> **YOUR OBJECTIVE**:
From the records below, copy each line that has the word "collection" in it.

**** RECORD EXCERPTS ****

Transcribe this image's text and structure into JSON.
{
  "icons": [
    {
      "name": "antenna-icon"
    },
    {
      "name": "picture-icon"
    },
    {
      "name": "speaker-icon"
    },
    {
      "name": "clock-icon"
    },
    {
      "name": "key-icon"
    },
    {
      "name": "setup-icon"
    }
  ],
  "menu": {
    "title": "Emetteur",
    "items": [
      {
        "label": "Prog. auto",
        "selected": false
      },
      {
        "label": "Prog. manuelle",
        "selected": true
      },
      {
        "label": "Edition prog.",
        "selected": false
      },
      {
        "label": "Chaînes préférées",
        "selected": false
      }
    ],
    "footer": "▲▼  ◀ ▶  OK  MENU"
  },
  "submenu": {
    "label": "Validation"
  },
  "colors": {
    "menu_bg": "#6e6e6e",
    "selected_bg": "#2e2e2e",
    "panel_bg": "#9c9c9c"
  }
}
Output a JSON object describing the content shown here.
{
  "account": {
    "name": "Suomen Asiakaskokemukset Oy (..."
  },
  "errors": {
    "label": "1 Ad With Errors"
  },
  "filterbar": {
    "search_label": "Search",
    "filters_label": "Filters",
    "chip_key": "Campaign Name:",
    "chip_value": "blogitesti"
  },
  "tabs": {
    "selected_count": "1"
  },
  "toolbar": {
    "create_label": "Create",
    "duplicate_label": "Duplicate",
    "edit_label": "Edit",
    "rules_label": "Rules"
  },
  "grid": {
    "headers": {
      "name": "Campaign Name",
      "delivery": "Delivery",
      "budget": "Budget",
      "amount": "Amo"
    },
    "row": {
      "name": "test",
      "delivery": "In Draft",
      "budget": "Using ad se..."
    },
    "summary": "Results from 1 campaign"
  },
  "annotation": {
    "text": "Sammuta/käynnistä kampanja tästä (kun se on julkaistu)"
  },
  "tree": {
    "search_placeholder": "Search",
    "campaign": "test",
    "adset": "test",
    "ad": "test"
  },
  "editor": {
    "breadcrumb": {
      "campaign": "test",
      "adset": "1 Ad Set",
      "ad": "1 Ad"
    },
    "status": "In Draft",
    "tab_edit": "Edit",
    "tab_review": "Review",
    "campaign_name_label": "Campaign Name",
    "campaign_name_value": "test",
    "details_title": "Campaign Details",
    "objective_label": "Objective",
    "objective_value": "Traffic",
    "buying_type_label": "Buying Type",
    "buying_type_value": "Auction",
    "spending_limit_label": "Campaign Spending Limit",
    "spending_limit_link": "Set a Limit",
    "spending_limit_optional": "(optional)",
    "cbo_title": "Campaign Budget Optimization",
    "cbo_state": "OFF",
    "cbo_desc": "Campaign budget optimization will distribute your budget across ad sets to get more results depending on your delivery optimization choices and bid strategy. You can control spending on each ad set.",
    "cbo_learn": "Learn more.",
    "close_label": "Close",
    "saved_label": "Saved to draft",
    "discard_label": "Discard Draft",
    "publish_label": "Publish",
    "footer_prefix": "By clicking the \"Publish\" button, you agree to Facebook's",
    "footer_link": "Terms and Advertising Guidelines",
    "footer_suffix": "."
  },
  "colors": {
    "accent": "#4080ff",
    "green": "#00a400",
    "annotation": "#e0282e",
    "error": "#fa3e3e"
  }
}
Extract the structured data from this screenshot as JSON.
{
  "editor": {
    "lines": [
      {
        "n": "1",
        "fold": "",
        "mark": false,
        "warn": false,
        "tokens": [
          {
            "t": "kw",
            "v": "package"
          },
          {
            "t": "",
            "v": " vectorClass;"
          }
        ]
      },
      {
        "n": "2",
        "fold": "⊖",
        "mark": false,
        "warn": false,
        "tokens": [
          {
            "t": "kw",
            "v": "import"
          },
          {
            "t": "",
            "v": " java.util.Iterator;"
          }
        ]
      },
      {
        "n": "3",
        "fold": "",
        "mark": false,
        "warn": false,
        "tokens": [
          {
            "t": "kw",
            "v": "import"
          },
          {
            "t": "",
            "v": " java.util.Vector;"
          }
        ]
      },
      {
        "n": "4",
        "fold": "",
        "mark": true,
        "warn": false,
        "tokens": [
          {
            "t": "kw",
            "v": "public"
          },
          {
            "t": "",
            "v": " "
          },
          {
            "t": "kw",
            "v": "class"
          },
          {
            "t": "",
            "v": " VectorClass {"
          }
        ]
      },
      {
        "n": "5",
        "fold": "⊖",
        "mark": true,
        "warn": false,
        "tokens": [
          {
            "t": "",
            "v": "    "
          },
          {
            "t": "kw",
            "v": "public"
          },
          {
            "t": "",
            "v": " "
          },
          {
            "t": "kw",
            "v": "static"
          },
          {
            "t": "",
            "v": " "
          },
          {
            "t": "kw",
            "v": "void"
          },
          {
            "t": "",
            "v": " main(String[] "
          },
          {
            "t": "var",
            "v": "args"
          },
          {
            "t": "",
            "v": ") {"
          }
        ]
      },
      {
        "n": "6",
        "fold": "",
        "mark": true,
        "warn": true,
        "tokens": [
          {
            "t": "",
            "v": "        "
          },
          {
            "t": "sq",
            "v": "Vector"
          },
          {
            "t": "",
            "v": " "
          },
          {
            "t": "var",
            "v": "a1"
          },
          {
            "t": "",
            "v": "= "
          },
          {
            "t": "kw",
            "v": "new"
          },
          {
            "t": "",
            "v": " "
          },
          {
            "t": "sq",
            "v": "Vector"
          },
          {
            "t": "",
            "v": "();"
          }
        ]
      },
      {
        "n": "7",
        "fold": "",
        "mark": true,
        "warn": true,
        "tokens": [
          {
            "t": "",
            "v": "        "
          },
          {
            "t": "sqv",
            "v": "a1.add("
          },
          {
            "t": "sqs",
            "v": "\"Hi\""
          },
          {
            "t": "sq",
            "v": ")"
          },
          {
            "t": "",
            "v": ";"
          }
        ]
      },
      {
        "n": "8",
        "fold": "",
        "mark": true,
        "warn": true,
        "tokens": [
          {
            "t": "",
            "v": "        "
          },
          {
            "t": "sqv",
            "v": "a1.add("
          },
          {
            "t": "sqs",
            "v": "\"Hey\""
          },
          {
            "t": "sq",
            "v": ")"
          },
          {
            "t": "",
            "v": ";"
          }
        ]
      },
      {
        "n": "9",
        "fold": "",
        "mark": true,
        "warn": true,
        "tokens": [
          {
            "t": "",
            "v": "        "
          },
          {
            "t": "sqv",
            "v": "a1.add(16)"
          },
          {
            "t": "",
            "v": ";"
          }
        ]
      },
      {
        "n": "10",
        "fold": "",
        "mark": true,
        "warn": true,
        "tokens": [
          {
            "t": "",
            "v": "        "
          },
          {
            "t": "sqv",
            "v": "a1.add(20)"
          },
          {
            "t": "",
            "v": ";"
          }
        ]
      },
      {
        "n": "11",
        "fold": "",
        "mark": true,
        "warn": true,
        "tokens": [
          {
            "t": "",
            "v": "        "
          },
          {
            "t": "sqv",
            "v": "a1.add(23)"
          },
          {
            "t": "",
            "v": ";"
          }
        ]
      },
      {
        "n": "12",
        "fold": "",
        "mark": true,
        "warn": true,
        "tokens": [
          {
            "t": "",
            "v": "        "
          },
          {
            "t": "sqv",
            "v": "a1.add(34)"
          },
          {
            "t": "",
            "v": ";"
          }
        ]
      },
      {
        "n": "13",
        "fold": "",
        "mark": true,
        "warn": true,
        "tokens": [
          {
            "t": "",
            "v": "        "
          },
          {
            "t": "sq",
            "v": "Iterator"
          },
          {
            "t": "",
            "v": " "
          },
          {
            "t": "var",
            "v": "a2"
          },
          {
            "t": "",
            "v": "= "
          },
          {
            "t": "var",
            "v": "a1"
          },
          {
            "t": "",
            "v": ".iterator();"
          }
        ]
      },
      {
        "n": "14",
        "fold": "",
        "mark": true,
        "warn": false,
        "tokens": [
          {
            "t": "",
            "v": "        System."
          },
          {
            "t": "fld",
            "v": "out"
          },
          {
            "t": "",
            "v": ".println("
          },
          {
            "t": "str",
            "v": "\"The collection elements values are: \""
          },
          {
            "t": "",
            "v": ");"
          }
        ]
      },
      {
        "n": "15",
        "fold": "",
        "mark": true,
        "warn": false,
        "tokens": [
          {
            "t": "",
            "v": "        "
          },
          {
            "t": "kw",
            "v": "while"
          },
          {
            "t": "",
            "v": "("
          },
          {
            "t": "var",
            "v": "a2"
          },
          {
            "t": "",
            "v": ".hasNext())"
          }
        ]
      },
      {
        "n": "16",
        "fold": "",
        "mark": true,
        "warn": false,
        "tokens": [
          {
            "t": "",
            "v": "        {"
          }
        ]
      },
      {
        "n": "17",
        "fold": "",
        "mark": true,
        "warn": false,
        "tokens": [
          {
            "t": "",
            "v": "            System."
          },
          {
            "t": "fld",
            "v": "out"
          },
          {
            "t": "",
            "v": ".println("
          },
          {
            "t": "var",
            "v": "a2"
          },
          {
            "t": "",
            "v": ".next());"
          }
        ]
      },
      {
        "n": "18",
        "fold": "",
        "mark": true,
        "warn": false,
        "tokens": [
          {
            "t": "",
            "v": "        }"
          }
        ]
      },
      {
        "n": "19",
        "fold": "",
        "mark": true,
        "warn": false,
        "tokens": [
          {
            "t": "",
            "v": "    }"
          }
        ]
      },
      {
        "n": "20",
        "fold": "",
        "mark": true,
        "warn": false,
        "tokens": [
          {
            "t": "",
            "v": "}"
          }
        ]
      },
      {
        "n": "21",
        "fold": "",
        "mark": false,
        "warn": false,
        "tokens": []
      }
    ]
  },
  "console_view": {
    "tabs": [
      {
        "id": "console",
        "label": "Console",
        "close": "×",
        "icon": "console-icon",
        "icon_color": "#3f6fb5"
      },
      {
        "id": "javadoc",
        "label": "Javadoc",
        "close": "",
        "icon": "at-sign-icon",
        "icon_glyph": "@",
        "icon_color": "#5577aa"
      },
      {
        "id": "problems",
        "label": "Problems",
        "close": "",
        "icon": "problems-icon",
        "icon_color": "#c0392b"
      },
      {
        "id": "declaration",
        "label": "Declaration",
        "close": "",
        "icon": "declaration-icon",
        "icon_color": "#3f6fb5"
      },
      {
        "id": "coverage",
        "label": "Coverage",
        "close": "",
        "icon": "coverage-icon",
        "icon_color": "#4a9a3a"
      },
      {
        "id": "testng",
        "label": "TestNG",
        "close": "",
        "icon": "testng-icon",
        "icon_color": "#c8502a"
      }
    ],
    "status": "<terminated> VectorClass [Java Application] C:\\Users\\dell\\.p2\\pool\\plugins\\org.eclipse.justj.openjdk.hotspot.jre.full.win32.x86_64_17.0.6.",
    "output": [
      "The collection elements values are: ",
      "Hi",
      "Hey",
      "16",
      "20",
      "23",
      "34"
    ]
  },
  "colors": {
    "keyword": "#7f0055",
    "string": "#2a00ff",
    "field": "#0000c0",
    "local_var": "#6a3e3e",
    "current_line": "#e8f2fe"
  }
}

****

> **PROBLEM SOLUTION**:
            "v": "\"The collection elements values are: \""
      "The collection elements values are: ",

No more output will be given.